In a previous post, The agency that will never forget you, I discussed the dilemma of closed or partially closed identity services. A year later in October 2015 one of those services, the Victorian Registry of Births, Deaths and Marriages, launched an open interface.
The new interface is seductive for two reasons. Firstly, unlike the old clunky website, the design is fresh, simple to use, expansive in its search options, and free. The latter then leads to the second point of seduction - it is easy to buy a B, D or M certificate and see it within minutes, sometimes seconds. That's joined-up spending - the ability to part with personal funds in a more streamlined and efficient end-to-end inquiry.
However, this interface doesn't stick purchasing obstacles in the way either. Paying for small numbers of credits, requesting credentials before a decision to buy is made, paying for a restricted number of pageviews - all of these are evidence of mean interfaces which discourage joined-up spending.

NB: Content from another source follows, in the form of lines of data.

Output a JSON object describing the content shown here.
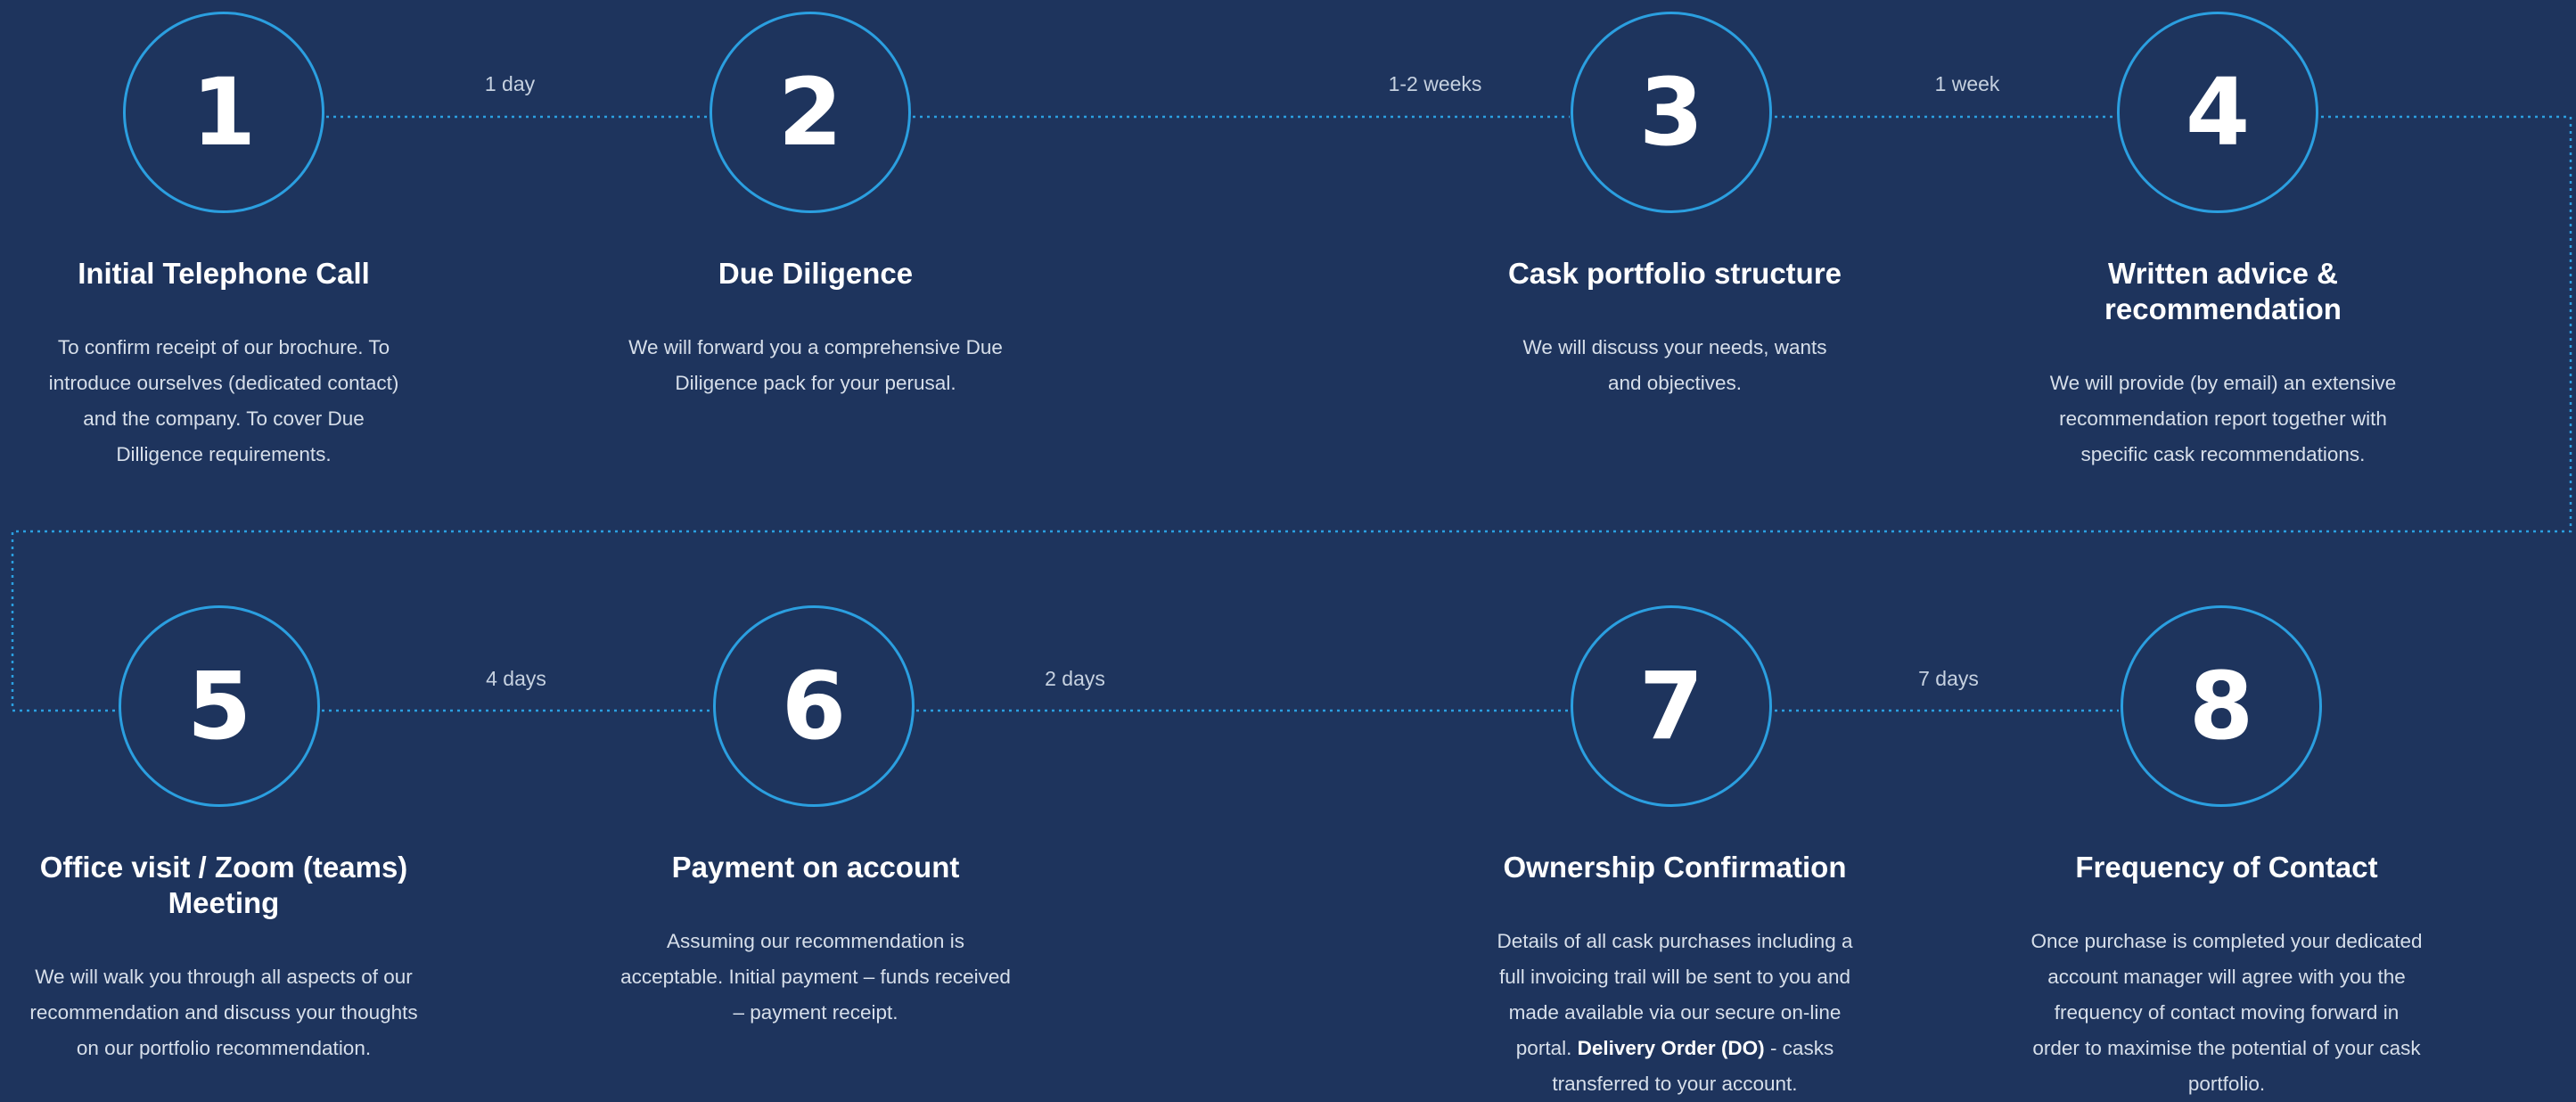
{
  "steps": [
    {
      "number": "1",
      "title": "Initial Telephone Call",
      "description": "To confirm receipt of our brochure. To introduce ourselves (dedicated contact) and the company. To cover Due Dilligence requirements."
    },
    {
      "number": "2",
      "title": "Due Diligence",
      "description": "We will forward you a comprehensive Due Diligence pack for your perusal."
    },
    {
      "number": "3",
      "title": "Cask portfolio structure",
      "description": "We will discuss your needs, wants and objectives."
    },
    {
      "number": "4",
      "title": "Written advice & recommendation",
      "description": "We will provide (by email) an extensive recommendation report together with specific cask recommendations."
    },
    {
      "number": "5",
      "title": "Office visit / Zoom (teams) Meeting",
      "description": "We will walk you through all aspects of our recommendation and discuss your thoughts on our portfolio recommendation."
    },
    {
      "number": "6",
      "title": "Payment on account",
      "description": "Assuming our recommendation is acceptable. Initial payment –  funds received – payment receipt."
    },
    {
      "number": "7",
      "title": "Ownership Confirmation",
      "description": "Details of all cask purchases including a full invoicing trail will be sent to you and made available via our secure on-line portal.",
      "description_bold": "Delivery Order (DO)",
      "description_tail": " - casks transferred to your account."
    },
    {
      "number": "8",
      "title": "Frequency of Contact",
      "description": "Once purchase is completed your dedicated account manager will agree with you the frequency of contact moving forward in order to maximise the potential of your cask portfolio."
    }
  ],
  "durations": [
    "1 day",
    "1-2 weeks",
    "1 week",
    "4 days",
    "2 days",
    "7 days"
  ],
  "colors": {
    "background": "#1e345d",
    "accent": "#2b9fe0",
    "text": "#ffffff",
    "muted_text": "#c6d1e0"
  }
}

Although this new development has been delivered in the context of government initiatives to make doing business with government easier, it is an exemplar for genealogical services which think that throwing an overflowing content bucket over the hapless searcher is enough**.

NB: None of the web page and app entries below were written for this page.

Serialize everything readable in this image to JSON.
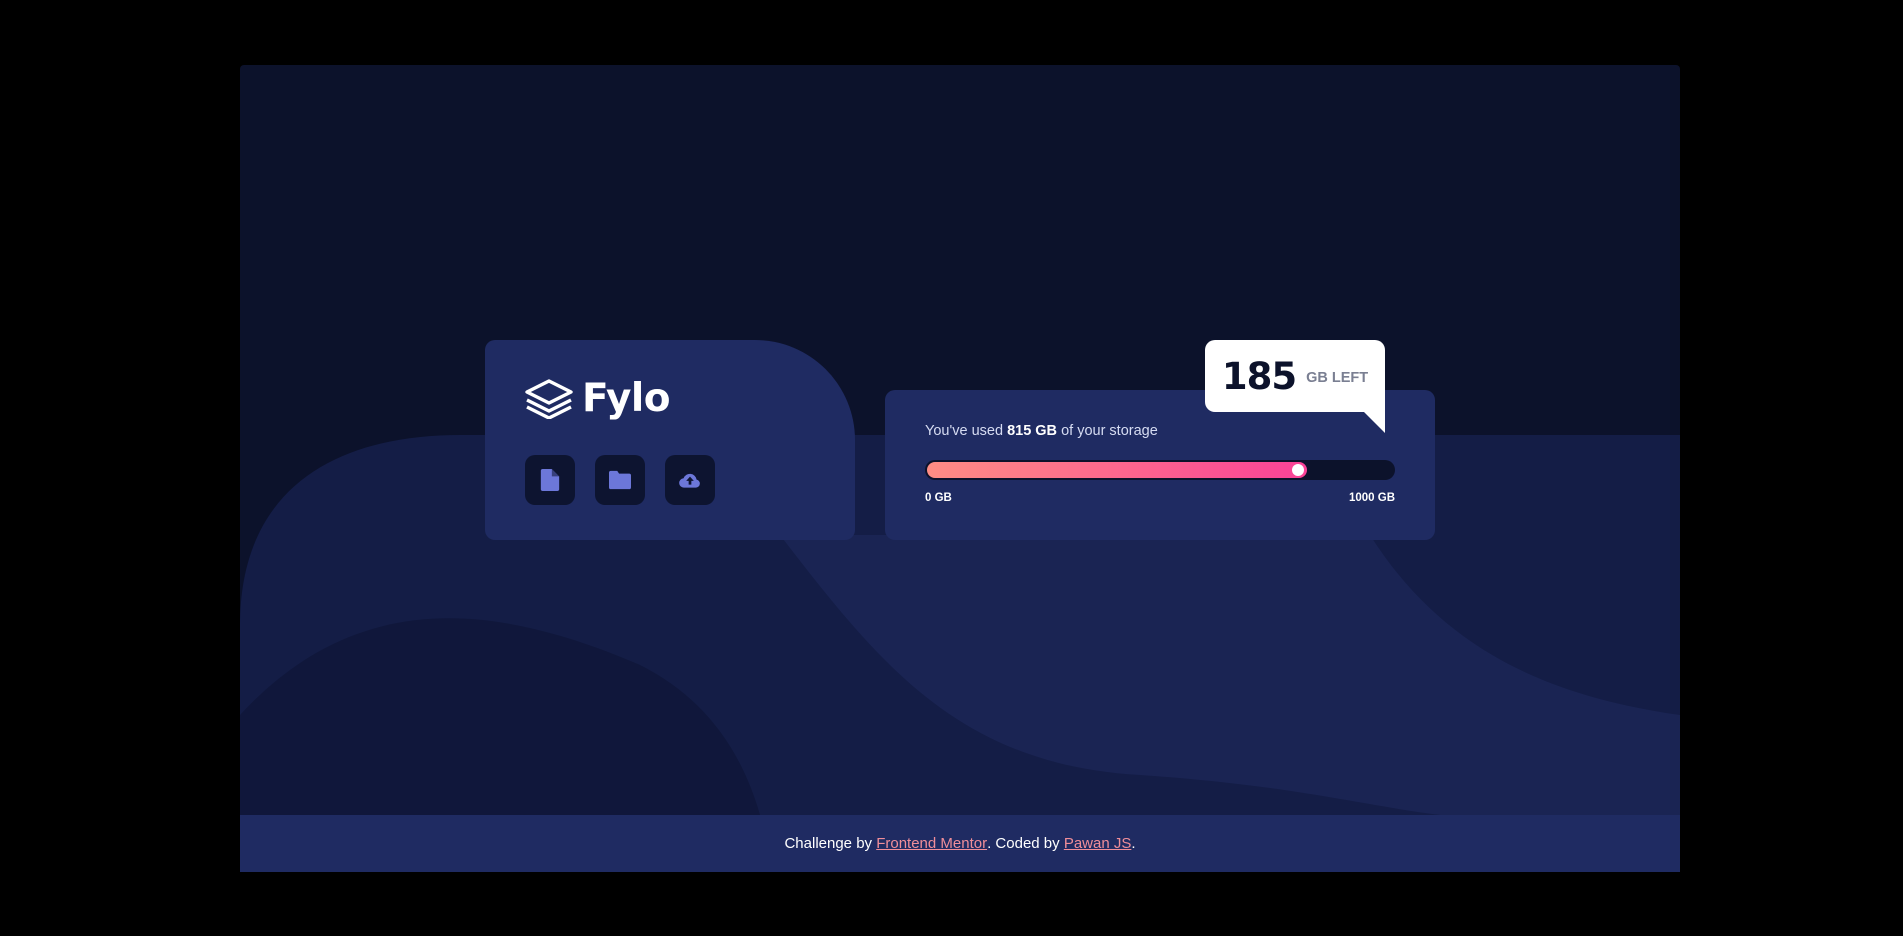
{
  "brand": {
    "name": "Fylo",
    "logo_icon": "stacked-layers-icon"
  },
  "actions": [
    {
      "name": "document-button",
      "icon": "document-icon"
    },
    {
      "name": "folder-button",
      "icon": "folder-icon"
    },
    {
      "name": "upload-button",
      "icon": "cloud-upload-icon"
    }
  ],
  "storage": {
    "usage_prefix": "You've used",
    "used_amount": "815 GB",
    "usage_suffix": "of your storage",
    "used_fraction": 0.815,
    "scale_min": "0 GB",
    "scale_max": "1000 GB",
    "remaining_number": "185",
    "remaining_unit": "GB LEFT"
  },
  "footer": {
    "prefix": "Challenge by",
    "link1": "Frontend Mentor",
    "middle": ". Coded by",
    "link2": "Pawan JS",
    "suffix": "."
  },
  "colors": {
    "background": "#0c122b",
    "card": "#1f2b62",
    "gradient_start": "#fe8d84",
    "gradient_end": "#fa4297",
    "link": "#f08e99"
  }
}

"Joined-up" is a term that emerged early in the 21st century and spread across academic and library service delivery circles. It was and is the goal of government initiatives to make doing business with government easier. The words 'efficient and effective' have been bandied about for so long that they no longer mean much. It's exceedingly satisfying, even at the detriment of my wallet, to see a government department deliver on them regardless.

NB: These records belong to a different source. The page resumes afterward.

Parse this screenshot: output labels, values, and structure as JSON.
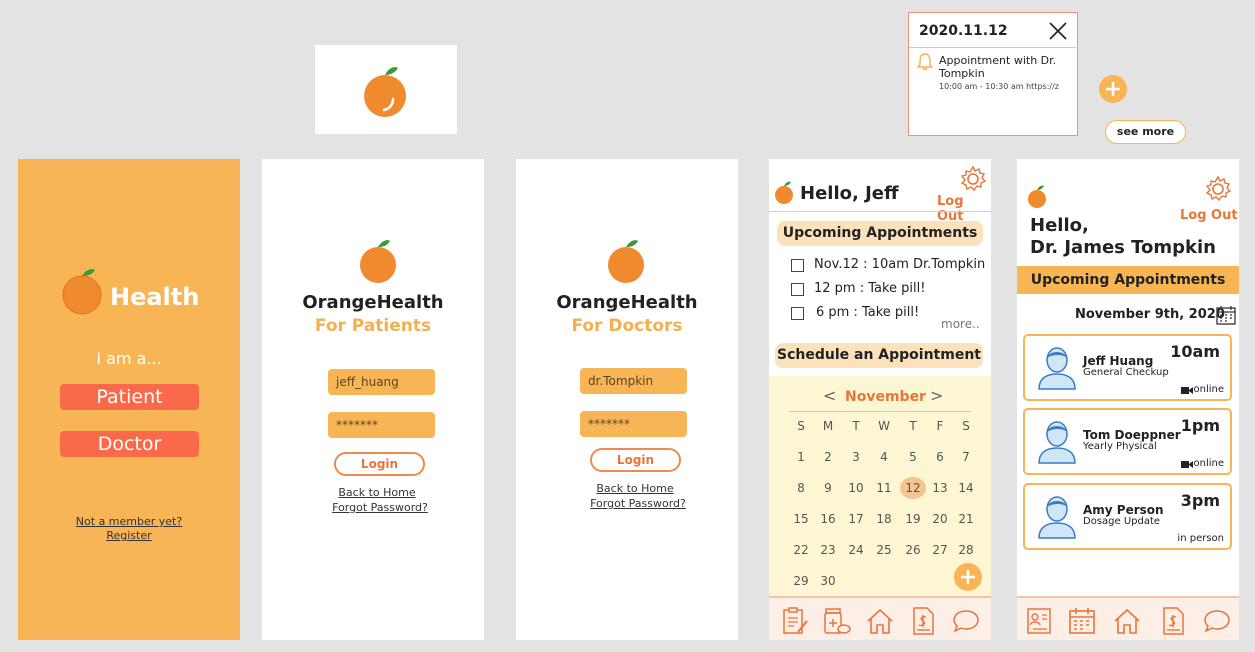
{
  "colors": {
    "orange": "#f7b556",
    "coral": "#fa6a4a",
    "accent": "#e8753a",
    "cream": "#fdf6d2"
  },
  "splash": {
    "app_name": "Health",
    "prompt": "I am a...",
    "patient_label": "Patient",
    "doctor_label": "Doctor",
    "member_link": "Not a member yet?",
    "register_link": "Register"
  },
  "patient_login": {
    "brand": "OrangeHealth",
    "subtitle": "For Patients",
    "username": "jeff_huang",
    "password": "*******",
    "login_label": "Login",
    "back_link": "Back to Home",
    "forgot_link": "Forgot Password?"
  },
  "doctor_login": {
    "brand": "OrangeHealth",
    "subtitle": "For Doctors",
    "username": "dr.Tompkin",
    "password": "*******",
    "login_label": "Login",
    "back_link": "Back to Home",
    "forgot_link": "Forgot Password?"
  },
  "patient_home": {
    "greeting": "Hello, Jeff",
    "logout": "Log Out",
    "upcoming_title": "Upcoming Appointments",
    "items": [
      "Nov.12 : 10am Dr.Tompkin",
      "12 pm : Take pill!",
      "6 pm : Take pill!"
    ],
    "more": "more..",
    "schedule_title": "Schedule an Appointment",
    "calendar": {
      "month": "November",
      "prev": "<",
      "next": ">",
      "weekdays": [
        "S",
        "M",
        "T",
        "W",
        "T",
        "F",
        "S"
      ],
      "weeks": [
        [
          "1",
          "2",
          "3",
          "4",
          "5",
          "6",
          "7"
        ],
        [
          "8",
          "9",
          "10",
          "11",
          "12",
          "13",
          "14"
        ],
        [
          "15",
          "16",
          "17",
          "18",
          "19",
          "20",
          "21"
        ],
        [
          "22",
          "23",
          "24",
          "25",
          "26",
          "27",
          "28"
        ],
        [
          "29",
          "30"
        ]
      ],
      "selected": "12"
    }
  },
  "doctor_home": {
    "greeting_line1": "Hello,",
    "greeting_line2": "Dr. James Tompkin",
    "logout": "Log Out",
    "upcoming_title": "Upcoming Appointments",
    "date": "November 9th, 2020",
    "appointments": [
      {
        "name": "Jeff Huang",
        "type": "General Checkup",
        "time": "10am",
        "mode": "online"
      },
      {
        "name": "Tom Doeppner",
        "type": "Yearly Physical",
        "time": "1pm",
        "mode": "online"
      },
      {
        "name": "Amy Person",
        "type": "Dosage Update",
        "time": "3pm",
        "mode": "in person"
      }
    ]
  },
  "popup": {
    "date": "2020.11.12",
    "title_line1": "Appointment with Dr.",
    "title_line2": "Tompkin",
    "detail": "10:00 am - 10:30 am  https://z"
  },
  "see_more": "see more"
}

** with the possible exception of the Free___ services FreeBMD, FreeCEN, and FreeReg currently being compiled and deployed with generous interfaces.